'…what if the legacy of these cases is a disturbing tendency to disbelieve children who say they are being molested?'
"Elected officials…it can be Democrat, Republican, from any background, from any part of the country—take their oaths and all of a sudden are surrounded by people who only tell them what they want to hear…They only hear good news and become insulated from the public. Often they don’t even believe their own polling numbers because of their profound self-assurance. This kind of thinking can easily lead to arrogance and a sense of entitlement. Some people lose their moral compass. Some never had one…[Ray] Nagin ran for office with the best of intentions. His lack of political experience was a plus as a candidate, but a deficit as mayor. His fall has been a disappointment not only to the city but also to so many who supported him and had high hopes for him."

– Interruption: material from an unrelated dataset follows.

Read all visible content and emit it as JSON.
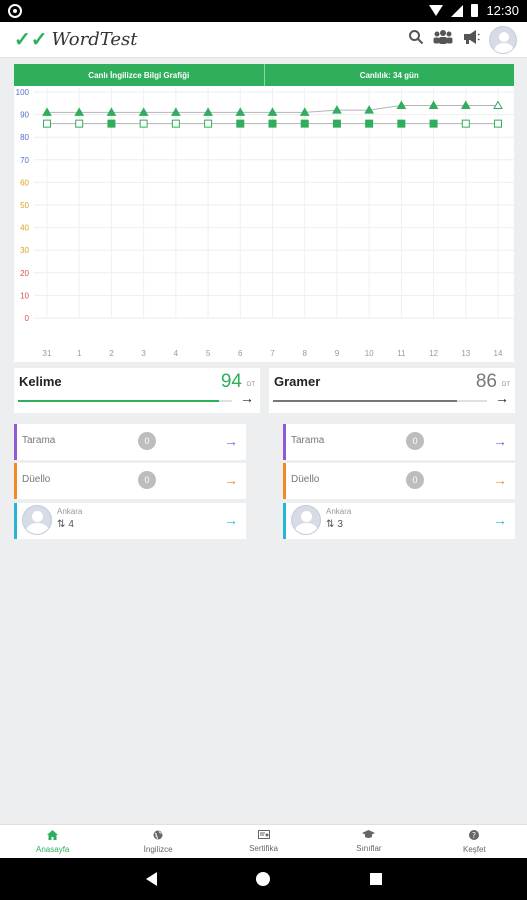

…they beat the women, they used the chairs, broke the chairs, they broke bottles, they did all kinds of things over the heads of very, very civil women and men…
leader of the protest, [who] said at least 30 buses had brought people from rural areas to disrupt the rally…calling on [Nigeria’s] leadership to do more to rescue more than 200 girls kidnapped by the armed group Boko Haram

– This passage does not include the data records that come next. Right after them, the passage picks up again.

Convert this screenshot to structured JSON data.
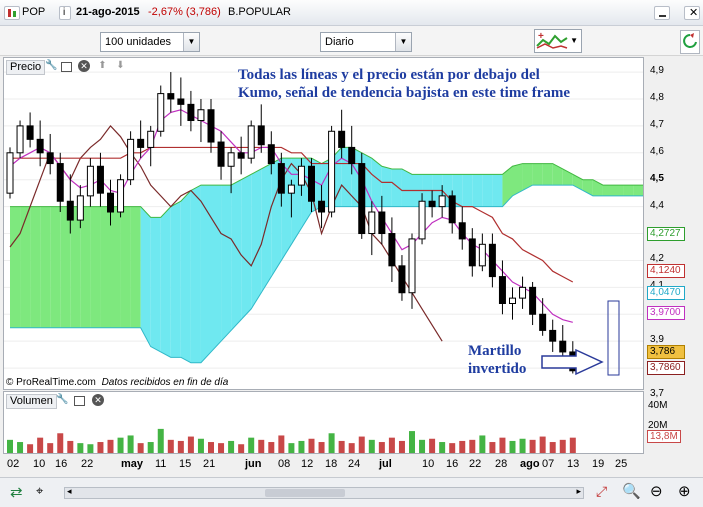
{
  "titlebar": {
    "symbol": "POP",
    "date": "21-ago-2015",
    "change": "-2,67% (3,786)",
    "name": "B.POPULAR"
  },
  "toolbar": {
    "units_value": "100 unidades",
    "period_value": "Diario"
  },
  "price_panel": {
    "label": "Precio",
    "annotation_line1": "Todas las líneas y el precio están por debajo del",
    "annotation_line2": "Kumo, señal de tendencia bajista en este time frame",
    "callout_line1": "Martillo",
    "callout_line2": "invertido",
    "footer": "© ProRealTime.com",
    "footer_italic": "Datos recibidos en fin de día",
    "y_ticks": [
      "4,9",
      "4,8",
      "4,7",
      "4,6",
      "4,5",
      "4,4",
      "4,3",
      "4,2",
      "4,1",
      "4,0",
      "3,9",
      "3,8",
      "3,7"
    ],
    "price_tags": [
      {
        "text": "4,2727",
        "color": "#2e9e2e"
      },
      {
        "text": "4,1240",
        "color": "#c03030"
      },
      {
        "text": "4,0470",
        "color": "#20a8c8"
      },
      {
        "text": "3,9700",
        "color": "#c030c0"
      },
      {
        "text": "3,786",
        "color": "#000000",
        "bg": "#f0c040"
      },
      {
        "text": "3,7860",
        "color": "#8b2020"
      }
    ]
  },
  "volume_panel": {
    "label": "Volumen",
    "y_ticks": [
      "40M",
      "20M"
    ],
    "last_tag": "13,8M"
  },
  "x_axis": {
    "ticks": [
      "02",
      "10",
      "16",
      "22",
      "may",
      "11",
      "15",
      "21",
      "jun",
      "08",
      "12",
      "18",
      "24",
      "jul",
      "10",
      "16",
      "22",
      "28",
      "ago",
      "07",
      "13",
      "19",
      "25"
    ]
  },
  "colors": {
    "kumo_bull": "#7ee87e",
    "kumo_bear": "#6fe8f0",
    "tenkan": "#c030c0",
    "kijun": "#b03030",
    "chikou": "#7a2a2a",
    "annotation": "#1e3ca0",
    "vol_up": "#44b444",
    "vol_down": "#c84848"
  },
  "chart_data": {
    "type": "candlestick",
    "ylim": [
      3.7,
      4.93
    ],
    "candles": [
      [
        4.45,
        4.62,
        4.43,
        4.6
      ],
      [
        4.6,
        4.72,
        4.58,
        4.7
      ],
      [
        4.7,
        4.75,
        4.62,
        4.65
      ],
      [
        4.65,
        4.72,
        4.55,
        4.6
      ],
      [
        4.6,
        4.67,
        4.52,
        4.56
      ],
      [
        4.56,
        4.6,
        4.38,
        4.42
      ],
      [
        4.42,
        4.52,
        4.3,
        4.35
      ],
      [
        4.35,
        4.48,
        4.32,
        4.44
      ],
      [
        4.44,
        4.58,
        4.4,
        4.55
      ],
      [
        4.55,
        4.6,
        4.4,
        4.45
      ],
      [
        4.45,
        4.5,
        4.33,
        4.38
      ],
      [
        4.38,
        4.52,
        4.36,
        4.5
      ],
      [
        4.5,
        4.68,
        4.48,
        4.65
      ],
      [
        4.65,
        4.72,
        4.58,
        4.62
      ],
      [
        4.62,
        4.7,
        4.55,
        4.68
      ],
      [
        4.68,
        4.85,
        4.66,
        4.82
      ],
      [
        4.82,
        4.9,
        4.75,
        4.8
      ],
      [
        4.8,
        4.88,
        4.7,
        4.78
      ],
      [
        4.78,
        4.83,
        4.68,
        4.72
      ],
      [
        4.72,
        4.8,
        4.64,
        4.76
      ],
      [
        4.76,
        4.8,
        4.6,
        4.64
      ],
      [
        4.64,
        4.68,
        4.5,
        4.55
      ],
      [
        4.55,
        4.62,
        4.45,
        4.6
      ],
      [
        4.6,
        4.66,
        4.52,
        4.58
      ],
      [
        4.58,
        4.72,
        4.56,
        4.7
      ],
      [
        4.7,
        4.78,
        4.6,
        4.63
      ],
      [
        4.63,
        4.68,
        4.52,
        4.56
      ],
      [
        4.56,
        4.6,
        4.4,
        4.45
      ],
      [
        4.45,
        4.5,
        4.36,
        4.48
      ],
      [
        4.48,
        4.58,
        4.44,
        4.55
      ],
      [
        4.55,
        4.58,
        4.38,
        4.42
      ],
      [
        4.42,
        4.48,
        4.32,
        4.38
      ],
      [
        4.38,
        4.7,
        4.36,
        4.68
      ],
      [
        4.68,
        4.76,
        4.58,
        4.62
      ],
      [
        4.62,
        4.7,
        4.52,
        4.56
      ],
      [
        4.56,
        4.6,
        4.28,
        4.3
      ],
      [
        4.3,
        4.42,
        4.22,
        4.38
      ],
      [
        4.38,
        4.44,
        4.26,
        4.3
      ],
      [
        4.3,
        4.36,
        4.12,
        4.18
      ],
      [
        4.18,
        4.22,
        4.05,
        4.08
      ],
      [
        4.08,
        4.3,
        4.02,
        4.28
      ],
      [
        4.28,
        4.45,
        4.26,
        4.42
      ],
      [
        4.42,
        4.46,
        4.36,
        4.4
      ],
      [
        4.4,
        4.48,
        4.36,
        4.44
      ],
      [
        4.44,
        4.46,
        4.3,
        4.34
      ],
      [
        4.34,
        4.4,
        4.24,
        4.28
      ],
      [
        4.28,
        4.32,
        4.14,
        4.18
      ],
      [
        4.18,
        4.3,
        4.16,
        4.26
      ],
      [
        4.26,
        4.3,
        4.1,
        4.14
      ],
      [
        4.14,
        4.2,
        4.0,
        4.04
      ],
      [
        4.04,
        4.1,
        3.98,
        4.06
      ],
      [
        4.06,
        4.14,
        4.02,
        4.1
      ],
      [
        4.1,
        4.12,
        3.96,
        4.0
      ],
      [
        4.0,
        4.06,
        3.92,
        3.94
      ],
      [
        3.94,
        3.98,
        3.86,
        3.9
      ],
      [
        3.9,
        3.96,
        3.84,
        3.86
      ],
      [
        3.86,
        3.9,
        3.78,
        3.79
      ]
    ],
    "volume_values": [
      12,
      10,
      8,
      14,
      9,
      18,
      11,
      9,
      8,
      10,
      12,
      14,
      16,
      9,
      10,
      22,
      12,
      11,
      15,
      13,
      10,
      9,
      11,
      8,
      14,
      12,
      10,
      16,
      9,
      11,
      13,
      10,
      18,
      11,
      9,
      15,
      12,
      10,
      14,
      11,
      20,
      12,
      13,
      10,
      9,
      11,
      12,
      16,
      10,
      14,
      11,
      13,
      12,
      15,
      10,
      12,
      14
    ],
    "volume_up": [
      1,
      1,
      0,
      0,
      0,
      0,
      0,
      1,
      1,
      0,
      0,
      1,
      1,
      0,
      1,
      1,
      0,
      0,
      0,
      1,
      0,
      0,
      1,
      0,
      1,
      0,
      0,
      0,
      1,
      1,
      0,
      0,
      1,
      0,
      0,
      0,
      1,
      0,
      0,
      0,
      1,
      1,
      0,
      1,
      0,
      0,
      0,
      1,
      0,
      0,
      1,
      1,
      0,
      0,
      0,
      0,
      0
    ],
    "vol_ylim": [
      0,
      52
    ],
    "tenkan": [
      4.55,
      4.58,
      4.6,
      4.62,
      4.6,
      4.55,
      4.5,
      4.47,
      4.48,
      4.5,
      4.46,
      4.45,
      4.52,
      4.58,
      4.62,
      4.72,
      4.75,
      4.76,
      4.74,
      4.72,
      4.7,
      4.68,
      4.64,
      4.6,
      4.6,
      4.62,
      4.62,
      4.56,
      4.52,
      4.52,
      4.5,
      4.48,
      4.55,
      4.58,
      4.56,
      4.5,
      4.42,
      4.36,
      4.3,
      4.24,
      4.26,
      4.3,
      4.34,
      4.36,
      4.35,
      4.3,
      4.26,
      4.24,
      4.2,
      4.16,
      4.12,
      4.1,
      4.08,
      4.04,
      4.0,
      3.98,
      3.97
    ],
    "kijun": [
      4.58,
      4.58,
      4.58,
      4.58,
      4.58,
      4.58,
      4.58,
      4.58,
      4.58,
      4.58,
      4.58,
      4.58,
      4.6,
      4.6,
      4.62,
      4.62,
      4.62,
      4.62,
      4.62,
      4.62,
      4.62,
      4.62,
      4.62,
      4.62,
      4.62,
      4.62,
      4.62,
      4.62,
      4.6,
      4.6,
      4.56,
      4.56,
      4.56,
      4.56,
      4.56,
      4.56,
      4.52,
      4.49,
      4.49,
      4.46,
      4.46,
      4.46,
      4.46,
      4.46,
      4.42,
      4.4,
      4.4,
      4.38,
      4.36,
      4.3,
      4.28,
      4.24,
      4.22,
      4.2,
      4.16,
      4.14,
      4.12
    ],
    "chikou": [
      4.25,
      4.3,
      4.4,
      4.5,
      4.6,
      4.55,
      4.5,
      4.58,
      4.62,
      4.65,
      4.7,
      4.66,
      4.6,
      4.55,
      4.48,
      4.44,
      4.4,
      4.44,
      4.46,
      4.42,
      4.36,
      4.3,
      4.28,
      4.22,
      4.18,
      4.26,
      4.4,
      4.5,
      4.56,
      4.52,
      4.45,
      4.3,
      4.4,
      4.48,
      4.44,
      4.4,
      4.3,
      4.26,
      4.2,
      4.14,
      4.08,
      4.02,
      3.96,
      3.9
    ],
    "kumo_top": [
      4.4,
      4.4,
      4.4,
      4.4,
      4.4,
      4.4,
      4.4,
      4.4,
      4.4,
      4.4,
      4.4,
      4.4,
      4.4,
      4.4,
      4.36,
      4.36,
      4.4,
      4.42,
      4.46,
      4.48,
      4.48,
      4.48,
      4.48,
      4.5,
      4.52,
      4.54,
      4.56,
      4.58,
      4.58,
      4.58,
      4.58,
      4.56,
      4.58,
      4.62,
      4.62,
      4.6,
      4.58,
      4.55,
      4.54,
      4.54,
      4.52,
      4.52,
      4.52,
      4.52,
      4.52,
      4.52,
      4.52,
      4.52,
      4.52,
      4.52,
      4.55,
      4.56,
      4.56,
      4.56,
      4.56,
      4.54,
      4.52,
      4.5,
      4.5,
      4.48,
      4.48,
      4.48,
      4.48,
      4.48,
      4.48,
      4.48,
      4.48,
      4.48,
      4.48,
      4.48,
      4.48,
      4.48,
      4.48,
      4.48
    ],
    "kumo_bottom": [
      3.95,
      3.95,
      3.95,
      3.95,
      3.95,
      3.95,
      3.95,
      3.95,
      3.95,
      3.95,
      3.95,
      3.95,
      3.95,
      3.95,
      3.88,
      3.86,
      3.84,
      3.84,
      3.82,
      3.82,
      3.86,
      3.9,
      3.94,
      3.98,
      4.02,
      4.08,
      4.14,
      4.2,
      4.26,
      4.32,
      4.38,
      4.4,
      4.4,
      4.4,
      4.4,
      4.4,
      4.4,
      4.4,
      4.4,
      4.4,
      4.4,
      4.4,
      4.4,
      4.4,
      4.4,
      4.4,
      4.4,
      4.4,
      4.4,
      4.4,
      4.44,
      4.46,
      4.48,
      4.48,
      4.48,
      4.48,
      4.48,
      4.46,
      4.44,
      4.44,
      4.44,
      4.44,
      4.44,
      4.44,
      4.44,
      4.44,
      4.44,
      4.44,
      4.4,
      4.38,
      4.36,
      4.38,
      4.4,
      4.4
    ]
  }
}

…while black women in the US are making strides in education and business and affecting political trends with stellar voter turnout numbers, they remain more vulnerable to health problems and violence than any other group. Their strength at the polls is not reflected in elected positions.